Another one I saw recently that drove me nuts was people claiming they could build “gravity engines” or generators. The basic principle behind this is to use a mass weight, pulling down on a geared mechanism that changes the slow rotation of the falling mass into a fast rotation. People were claiming this could be used to run electrical generators. I never saw one of those in action (of course). One person had simply built a small fan attached to the fast rotating gear. Fair enough. That’s about the best you can expect from something like this. It’s a really neat concept, don’t get me wrong, but all these people are not understanding torque. Sure, that little gear my be spinning at 4000 RPMs, and sure, you could put some magnets on it and throw some coils next to it. But as soon as you start drawing ANY kind of load through those coils, it’s probably going to stop. This is the same reason it’s crazy hard to pedal slowly in the highest gear of a bicycle. Sure, if there was no road resistance, you could pedal the wheel extremely fast in that gear, but there’s very little torque behind it. I’m not sure if it’s the same term, or if generators use a different term for it, but in electric motors, there’s a concept of back EMF, or electro-motive force. Basically the idea that a motor spinning is also “generating” a current in the opposite direction of the current driving the motor. With coils under load and the low torque spinning disc, the effect is analogous. If you kept the load light, and the mechanism very strong, and used a heavy enough mass, you could probably engineer some usable power out of it. But to claim “oh look at that rapidly spinning gear!” as though there was this abundance of power to be harvested there is just delusional.

Now I don’t want to discourage people from experimenting and trying crazy things. Please do! That’s how I started. But I realized you will get too far off the path of reality if you don’t understand the basics.

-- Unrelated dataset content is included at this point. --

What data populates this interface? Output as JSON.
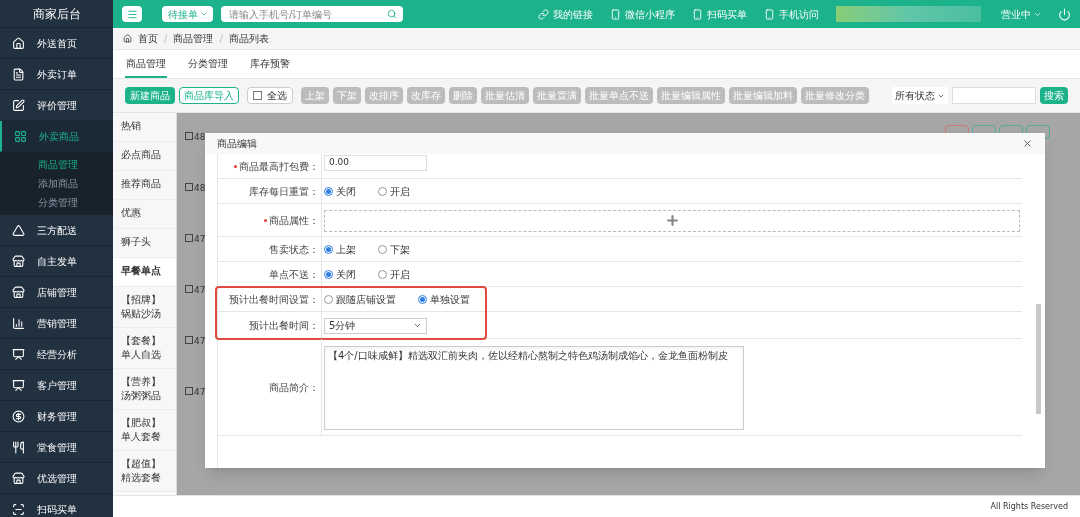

You absolutely don’t need to understand all the details, and in fact, it’s probably better you don’t, so you’re not discouraged from thinking outside the box. But understanding the basics will help you call bullshit on that no-torque generator, or the 1000 watt power system that can only put that kind of power out for 15 minutes. The internet is here for you. There are countless people out there who love the stuff you love, and want nothing more than for you to really understand how it works.